1. In order for the public to better understand which work packages are easily violated, the portal should include information on name of work package and total HPS (self estimated price) value in portal, in order to create better public understanding about which work packages are more easily violated.
2. To create a comprehensive list of providers who were removed from the blacklist. This list would include the same personal identification information as the blacklist and include the final court ruling and a short description of the reason for removal from the blacklist.
3. Set an expiration period for information on providers who were removed from the blacklist to be removed from the website.
4. Report to the LKPP the name of the budget user/ budget holder who did not collect complete data.
5. The Monitoring and Evaluation agency in the Bureau of Organizational Planning and Implementation should provide on the blacklist webpage a complaint/ report channel for the public to report suspicious activities. This should include a corresponding duty to respond to such complaint in a timely manner.
6. Finally, the publication of procurement contracts could have a potentially transformative impact on governance if the government procurement agency (LKPP) formulates legislation that makes publication of such contracts binding for all public officials.
1 See http://www.lkpp.go.id/v3/files/attachments/5_cSzLjfZtHnaCKJXRLaYeVsaxwwTLyySd.pdf (accessed 7/4/2015 3:26 PM)
2 See http://www.lkpp.go.id/v3/files/attachments/5_QRgwAOsaCtxwxirfEMiFDGErJQsjgoqT.pdf (accessed 7/4/2015 3:28 PM)
3 Interview with Tjipto Prasetyo Nugroho, 2015-06-08
5 Widiyatmoko, Pius, interview by phone with Tjipto Prasetya Nugroho, LKPP, July 23, 2015
6 See http://lensakapuas.com/aneh-sudah-diblacklis-tapi-dapat-proyek/ (accessed 7/23/2015 12:38 PM)

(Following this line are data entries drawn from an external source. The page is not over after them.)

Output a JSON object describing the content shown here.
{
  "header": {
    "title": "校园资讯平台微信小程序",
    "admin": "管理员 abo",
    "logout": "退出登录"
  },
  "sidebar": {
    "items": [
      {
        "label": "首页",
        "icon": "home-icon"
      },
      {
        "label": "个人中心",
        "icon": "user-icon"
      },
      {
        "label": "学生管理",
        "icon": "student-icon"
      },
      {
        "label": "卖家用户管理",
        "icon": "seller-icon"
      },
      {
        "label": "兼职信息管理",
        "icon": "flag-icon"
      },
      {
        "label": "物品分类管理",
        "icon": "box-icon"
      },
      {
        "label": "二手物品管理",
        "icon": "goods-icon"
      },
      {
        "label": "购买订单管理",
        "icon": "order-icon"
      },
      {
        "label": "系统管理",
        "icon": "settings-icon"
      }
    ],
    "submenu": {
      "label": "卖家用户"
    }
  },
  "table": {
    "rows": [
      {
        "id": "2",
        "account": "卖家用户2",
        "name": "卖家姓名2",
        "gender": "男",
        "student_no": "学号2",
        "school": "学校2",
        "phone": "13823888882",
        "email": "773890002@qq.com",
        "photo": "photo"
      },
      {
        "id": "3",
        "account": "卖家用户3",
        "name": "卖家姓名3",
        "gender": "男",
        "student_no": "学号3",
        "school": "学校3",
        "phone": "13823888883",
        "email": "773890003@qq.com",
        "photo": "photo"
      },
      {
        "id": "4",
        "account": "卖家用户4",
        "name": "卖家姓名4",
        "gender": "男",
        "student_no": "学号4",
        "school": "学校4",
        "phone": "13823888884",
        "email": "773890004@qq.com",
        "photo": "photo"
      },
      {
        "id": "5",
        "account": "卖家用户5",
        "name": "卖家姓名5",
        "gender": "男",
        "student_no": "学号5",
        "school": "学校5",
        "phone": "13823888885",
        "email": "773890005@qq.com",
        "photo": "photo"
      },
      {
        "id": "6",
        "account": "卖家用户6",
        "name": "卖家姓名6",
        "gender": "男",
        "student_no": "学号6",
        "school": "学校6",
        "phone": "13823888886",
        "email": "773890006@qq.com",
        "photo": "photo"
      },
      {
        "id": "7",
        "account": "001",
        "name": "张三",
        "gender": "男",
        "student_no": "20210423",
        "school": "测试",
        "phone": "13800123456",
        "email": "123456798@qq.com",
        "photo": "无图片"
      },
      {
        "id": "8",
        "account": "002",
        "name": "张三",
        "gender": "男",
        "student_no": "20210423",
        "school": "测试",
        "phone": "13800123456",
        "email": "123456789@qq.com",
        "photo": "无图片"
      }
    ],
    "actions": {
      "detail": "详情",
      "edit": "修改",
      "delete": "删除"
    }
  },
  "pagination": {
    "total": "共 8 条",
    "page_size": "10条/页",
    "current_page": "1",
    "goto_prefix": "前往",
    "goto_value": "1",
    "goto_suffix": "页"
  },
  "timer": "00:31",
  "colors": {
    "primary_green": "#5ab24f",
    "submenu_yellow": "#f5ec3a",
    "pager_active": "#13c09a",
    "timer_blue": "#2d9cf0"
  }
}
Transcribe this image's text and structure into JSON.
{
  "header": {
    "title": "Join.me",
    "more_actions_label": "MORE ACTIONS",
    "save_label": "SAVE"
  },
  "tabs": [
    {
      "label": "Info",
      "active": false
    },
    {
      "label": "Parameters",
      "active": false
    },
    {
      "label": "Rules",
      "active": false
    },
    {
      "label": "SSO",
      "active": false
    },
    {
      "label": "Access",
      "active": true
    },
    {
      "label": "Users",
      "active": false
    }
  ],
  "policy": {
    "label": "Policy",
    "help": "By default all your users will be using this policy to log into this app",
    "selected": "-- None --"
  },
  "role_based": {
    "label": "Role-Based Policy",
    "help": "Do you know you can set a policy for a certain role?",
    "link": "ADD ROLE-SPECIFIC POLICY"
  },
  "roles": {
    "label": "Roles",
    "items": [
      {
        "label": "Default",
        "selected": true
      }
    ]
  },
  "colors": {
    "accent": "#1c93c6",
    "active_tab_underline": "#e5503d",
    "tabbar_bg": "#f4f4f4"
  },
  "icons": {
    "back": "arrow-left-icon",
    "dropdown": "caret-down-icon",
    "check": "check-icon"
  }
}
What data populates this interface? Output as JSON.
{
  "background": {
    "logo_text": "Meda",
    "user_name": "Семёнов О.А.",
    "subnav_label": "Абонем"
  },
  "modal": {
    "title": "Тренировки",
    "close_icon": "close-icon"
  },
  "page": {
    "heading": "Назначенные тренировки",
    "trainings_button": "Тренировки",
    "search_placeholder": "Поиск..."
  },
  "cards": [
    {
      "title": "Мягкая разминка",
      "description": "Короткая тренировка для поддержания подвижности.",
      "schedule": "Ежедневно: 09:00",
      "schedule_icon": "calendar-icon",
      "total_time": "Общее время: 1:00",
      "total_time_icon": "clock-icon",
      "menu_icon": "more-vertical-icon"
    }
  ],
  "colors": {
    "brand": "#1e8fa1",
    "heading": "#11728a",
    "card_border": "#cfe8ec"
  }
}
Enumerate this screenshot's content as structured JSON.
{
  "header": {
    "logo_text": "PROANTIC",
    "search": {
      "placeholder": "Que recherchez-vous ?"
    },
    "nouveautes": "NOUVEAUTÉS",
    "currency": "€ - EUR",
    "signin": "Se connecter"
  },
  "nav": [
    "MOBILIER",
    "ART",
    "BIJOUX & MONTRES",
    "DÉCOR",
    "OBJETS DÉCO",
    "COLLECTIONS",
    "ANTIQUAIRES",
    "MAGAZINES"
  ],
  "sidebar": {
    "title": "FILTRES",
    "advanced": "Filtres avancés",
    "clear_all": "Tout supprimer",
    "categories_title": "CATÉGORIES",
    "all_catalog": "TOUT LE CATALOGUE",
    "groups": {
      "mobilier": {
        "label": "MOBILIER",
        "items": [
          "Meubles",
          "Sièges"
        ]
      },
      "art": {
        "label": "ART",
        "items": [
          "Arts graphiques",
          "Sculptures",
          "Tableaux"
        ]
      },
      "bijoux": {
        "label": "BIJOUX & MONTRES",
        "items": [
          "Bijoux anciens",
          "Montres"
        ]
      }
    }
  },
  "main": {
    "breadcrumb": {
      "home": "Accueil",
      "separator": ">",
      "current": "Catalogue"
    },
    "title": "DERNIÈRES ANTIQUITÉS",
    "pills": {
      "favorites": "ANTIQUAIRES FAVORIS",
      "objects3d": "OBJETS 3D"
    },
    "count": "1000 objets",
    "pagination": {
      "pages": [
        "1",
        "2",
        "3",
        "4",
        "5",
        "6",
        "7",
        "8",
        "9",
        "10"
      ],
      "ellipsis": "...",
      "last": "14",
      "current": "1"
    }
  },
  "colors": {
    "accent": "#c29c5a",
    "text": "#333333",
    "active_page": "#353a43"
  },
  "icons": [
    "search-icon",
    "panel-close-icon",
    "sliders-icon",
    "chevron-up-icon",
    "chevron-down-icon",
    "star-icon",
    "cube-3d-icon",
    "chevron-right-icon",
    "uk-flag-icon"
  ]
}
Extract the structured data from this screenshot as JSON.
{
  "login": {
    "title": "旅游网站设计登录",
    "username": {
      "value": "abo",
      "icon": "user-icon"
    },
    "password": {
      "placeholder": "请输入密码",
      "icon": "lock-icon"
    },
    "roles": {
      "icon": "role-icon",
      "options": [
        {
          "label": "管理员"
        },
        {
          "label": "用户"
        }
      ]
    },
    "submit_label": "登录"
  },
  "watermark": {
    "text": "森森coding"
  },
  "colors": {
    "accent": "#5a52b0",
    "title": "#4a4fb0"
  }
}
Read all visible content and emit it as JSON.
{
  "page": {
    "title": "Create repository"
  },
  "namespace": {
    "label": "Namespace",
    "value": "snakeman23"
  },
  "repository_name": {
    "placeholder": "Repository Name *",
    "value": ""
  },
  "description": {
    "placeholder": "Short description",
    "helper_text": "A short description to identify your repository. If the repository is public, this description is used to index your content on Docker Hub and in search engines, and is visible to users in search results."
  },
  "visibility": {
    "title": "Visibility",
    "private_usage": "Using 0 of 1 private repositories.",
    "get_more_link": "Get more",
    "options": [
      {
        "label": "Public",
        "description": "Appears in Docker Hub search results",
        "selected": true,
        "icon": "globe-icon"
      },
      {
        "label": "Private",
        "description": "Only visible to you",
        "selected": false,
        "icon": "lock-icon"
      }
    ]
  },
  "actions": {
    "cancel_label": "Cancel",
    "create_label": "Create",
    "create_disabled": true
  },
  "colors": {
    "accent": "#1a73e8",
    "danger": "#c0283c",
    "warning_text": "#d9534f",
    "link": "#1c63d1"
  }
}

7 Widiyatmoko, Pius, interview by phone with Tjipto Prasetya Nugroho, LKPP, July 23, 2015
8 IRM Researcher, interview with Ilham Saenong, October 15, 2015
9 See article 19, Head of LKPP Regulation No.18/2014
10 Widiyatmoko, Pius, interview by phone with Tjipto Prasetya Nugroho, LKPP, July 23, 2015
11 Widiyatmoko, Pius, interview by phone, October 15, 2015